>>>

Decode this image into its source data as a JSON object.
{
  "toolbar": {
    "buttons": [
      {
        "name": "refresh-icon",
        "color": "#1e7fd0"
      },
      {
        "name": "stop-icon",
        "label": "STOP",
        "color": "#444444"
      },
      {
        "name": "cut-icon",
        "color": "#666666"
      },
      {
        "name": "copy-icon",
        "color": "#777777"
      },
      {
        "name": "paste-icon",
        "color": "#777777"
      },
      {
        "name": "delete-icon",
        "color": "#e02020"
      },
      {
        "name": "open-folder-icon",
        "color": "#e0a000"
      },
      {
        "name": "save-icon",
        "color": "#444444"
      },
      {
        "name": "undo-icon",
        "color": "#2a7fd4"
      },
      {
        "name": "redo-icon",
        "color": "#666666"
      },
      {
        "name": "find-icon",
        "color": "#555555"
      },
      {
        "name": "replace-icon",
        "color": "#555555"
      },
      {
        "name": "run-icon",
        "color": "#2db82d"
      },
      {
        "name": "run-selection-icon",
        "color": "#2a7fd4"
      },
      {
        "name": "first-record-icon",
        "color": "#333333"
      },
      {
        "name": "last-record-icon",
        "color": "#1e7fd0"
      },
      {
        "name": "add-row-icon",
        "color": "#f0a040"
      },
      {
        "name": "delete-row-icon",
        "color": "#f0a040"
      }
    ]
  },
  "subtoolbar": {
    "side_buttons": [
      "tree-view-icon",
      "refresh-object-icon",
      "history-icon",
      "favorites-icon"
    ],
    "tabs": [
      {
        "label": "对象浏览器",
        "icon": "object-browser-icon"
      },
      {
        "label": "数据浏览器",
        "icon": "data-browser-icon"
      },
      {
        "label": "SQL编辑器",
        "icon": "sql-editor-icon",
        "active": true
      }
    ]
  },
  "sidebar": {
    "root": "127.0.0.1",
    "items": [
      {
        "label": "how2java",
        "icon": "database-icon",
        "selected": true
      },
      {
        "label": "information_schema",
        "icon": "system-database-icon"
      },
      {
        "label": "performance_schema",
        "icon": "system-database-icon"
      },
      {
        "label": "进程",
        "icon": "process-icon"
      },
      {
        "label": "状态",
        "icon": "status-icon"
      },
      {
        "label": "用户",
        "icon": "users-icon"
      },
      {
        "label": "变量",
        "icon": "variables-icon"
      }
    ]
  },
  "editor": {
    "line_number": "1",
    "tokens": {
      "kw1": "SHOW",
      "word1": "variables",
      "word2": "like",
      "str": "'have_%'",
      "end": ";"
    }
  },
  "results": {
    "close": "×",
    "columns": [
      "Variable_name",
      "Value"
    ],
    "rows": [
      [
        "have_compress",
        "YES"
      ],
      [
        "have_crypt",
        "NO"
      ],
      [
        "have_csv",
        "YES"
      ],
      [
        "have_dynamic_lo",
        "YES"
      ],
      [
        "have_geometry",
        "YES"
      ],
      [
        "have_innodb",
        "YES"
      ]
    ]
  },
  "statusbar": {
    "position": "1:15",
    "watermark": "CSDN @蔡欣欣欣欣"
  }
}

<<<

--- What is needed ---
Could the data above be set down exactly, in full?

--- Response to the task ---
Decode this image into its source data as a JSON object.
{
  "toolbar": {
    "buttons": [
      {
        "name": "refresh-icon",
        "color": "#1e7fd0"
      },
      {
        "name": "stop-icon",
        "label": "STOP",
        "color": "#444444"
      },
      {
        "name": "cut-icon",
        "color": "#666666"
      },
      {
        "name": "copy-icon",
        "color": "#777777"
      },
      {
        "name": "paste-icon",
        "color": "#777777"
      },
      {
        "name": "delete-icon",
        "color": "#e02020"
      },
      {
        "name": "open-folder-icon",
        "color": "#e0a000"
      },
      {
        "name": "save-icon",
        "color": "#444444"
      },
      {
        "name": "undo-icon",
        "color": "#2a7fd4"
      },
      {
        "name": "redo-icon",
        "color": "#666666"
      },
      {
        "name": "find-icon",
        "color": "#555555"
      },
      {
        "name": "replace-icon",
        "color": "#555555"
      },
      {
        "name": "run-icon",
        "color": "#2db82d"
      },
      {
        "name": "run-selection-icon",
        "color": "#2a7fd4"
      },
      {
        "name": "first-record-icon",
        "color": "#333333"
      },
      {
        "name": "last-record-icon",
        "color": "#1e7fd0"
      },
      {
        "name": "add-row-icon",
        "color": "#f0a040"
      },
      {
        "name": "delete-row-icon",
        "color": "#f0a040"
      }
    ]
  },
  "subtoolbar": {
    "side_buttons": [
      "tree-view-icon",
      "refresh-object-icon",
      "history-icon",
      "favorites-icon"
    ],
    "tabs": [
      {
        "label": "对象浏览器",
        "icon": "object-browser-icon"
      },
      {
        "label": "数据浏览器",
        "icon": "data-browser-icon"
      },
      {
        "label": "SQL编辑器",
        "icon": "sql-editor-icon",
        "active": true
      }
    ]
  },
  "sidebar": {
    "root": "127.0.0.1",
    "items": [
      {
        "label": "how2java",
        "icon": "database-icon",
        "selected": true
      },
      {
        "label": "information_schema",
        "icon": "system-database-icon"
      },
      {
        "label": "performance_schema",
        "icon": "system-database-icon"
      },
      {
        "label": "进程",
        "icon": "process-icon"
      },
      {
        "label": "状态",
        "icon": "status-icon"
      },
      {
        "label": "用户",
        "icon": "users-icon"
      },
      {
        "label": "变量",
        "icon": "variables-icon"
      }
    ]
  },
  "editor": {
    "line_number": "1",
    "tokens": {
      "kw1": "SHOW",
      "word1": "variables",
      "word2": "like",
      "str": "'have_%'",
      "end": ";"
    }
  },
  "results": {
    "close": "×",
    "columns": [
      "Variable_name",
      "Value"
    ],
    "rows": [
      [
        "have_compress",
        "YES"
      ],
      [
        "have_crypt",
        "NO"
      ],
      [
        "have_csv",
        "YES"
      ],
      [
        "have_dynamic_lo",
        "YES"
      ],
      [
        "have_geometry",
        "YES"
      ],
      [
        "have_innodb",
        "YES"
      ]
    ]
  },
  "statusbar": {
    "position": "1:15",
    "watermark": "CSDN @蔡欣欣欣欣"
  }
}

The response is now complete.